Was there ever something that you thought was really cool, that was great and just didn’t make it to market for some reason?
It’s been a while but I have plenty of those.
More than successes?
No, I think I’ve had a pretty good batting average.
If you’re above .300, I think you’re good…
I’m working on the KD now and whether the design sticks or not it’s always going to be a KD. We’ve gone through rounds with KD where KD didn’t necessarily like the direction or I didn’t like the direction, and I’ve blown it up throughout some point in the process. I feel like I’m kind of cursed sometimes; I feel like the odd numbers have been the most difficult for me.
So that’s why you’re fearing the 9?
The 9 has been difficult. I won’t give you any details but it’s like I want to pull my hair out on that just because it’s so challenging. The 7 was a challenge – not difficult but we had a couple of designs going and KD didn’t like the initial design. So we went back to the drawing board and actually we ended up closer to the design that he didn’t like in the beginning with a lot of adjustments and stuff. I don’t think anything ever blew up and didn’t make it. The KD was always the KD but the design evolved over time.
In our street style reports we always see people pairing sneakers with ultra high-fashion outfits. What, if anything, do you attribute this crossover appeal to?

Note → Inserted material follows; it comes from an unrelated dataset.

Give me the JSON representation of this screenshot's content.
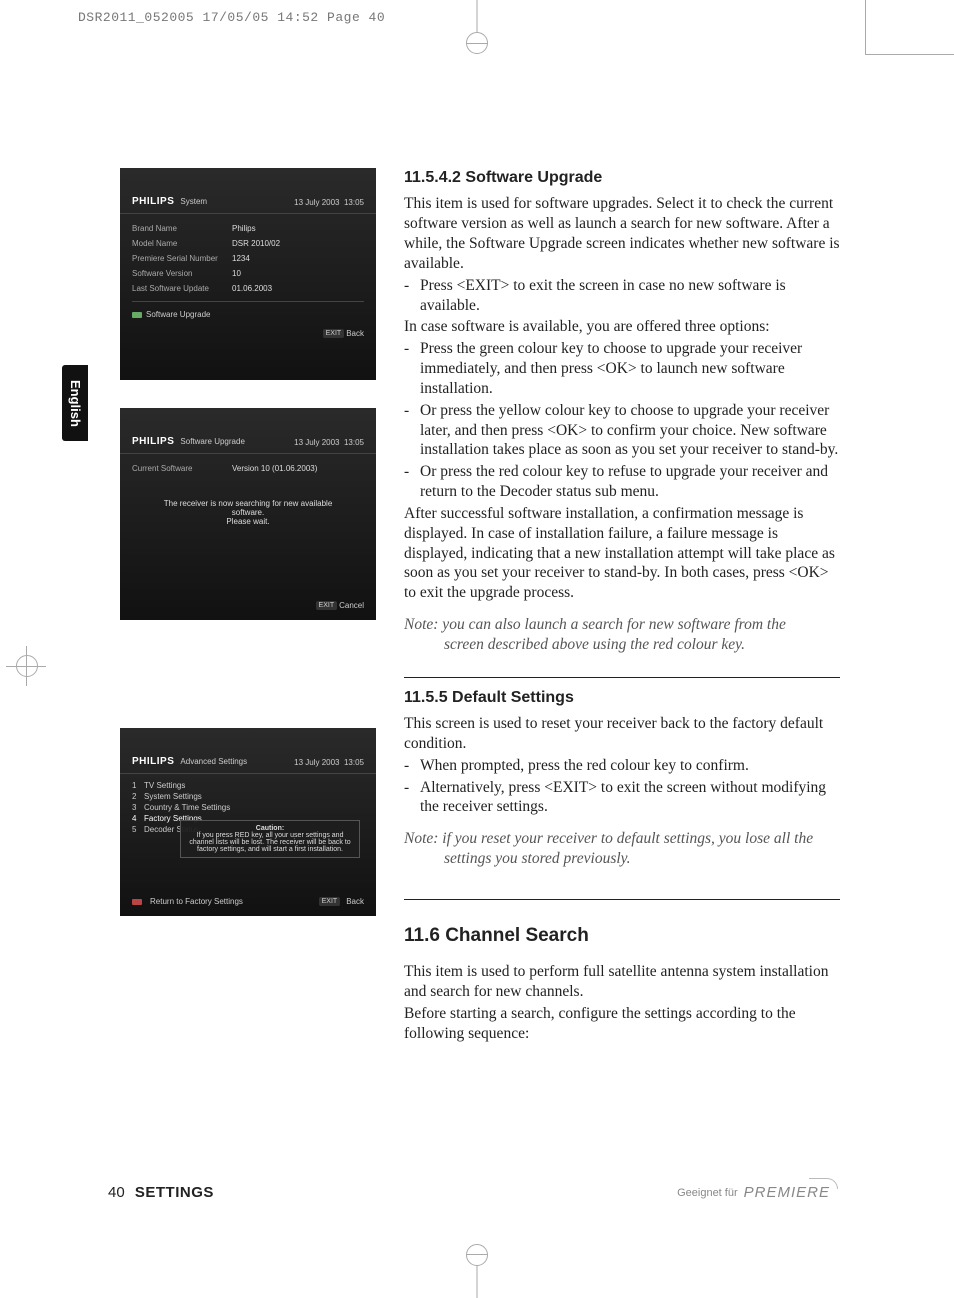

I think it’s cool. I love that because I’ve always felt like sneakers should be able to be worn with everything from jersey uniforms to lifestyle stuff. I think that crossover is really important, it’s important in basketball culture, too. You talk to any basketball player that’s the first thing they talk about – that’s just part of the DNA of basketball. When basketball started in New York it was played outdoors and there was hip-hop going on and there was so much of that mix of culture. When I worked in running – like runners were just runners, there was no DJ in the corner of the field (laughs).
Shop the KD8 over at Nike.com.
- Photography: Ryan Hursh for Highsnobiety.com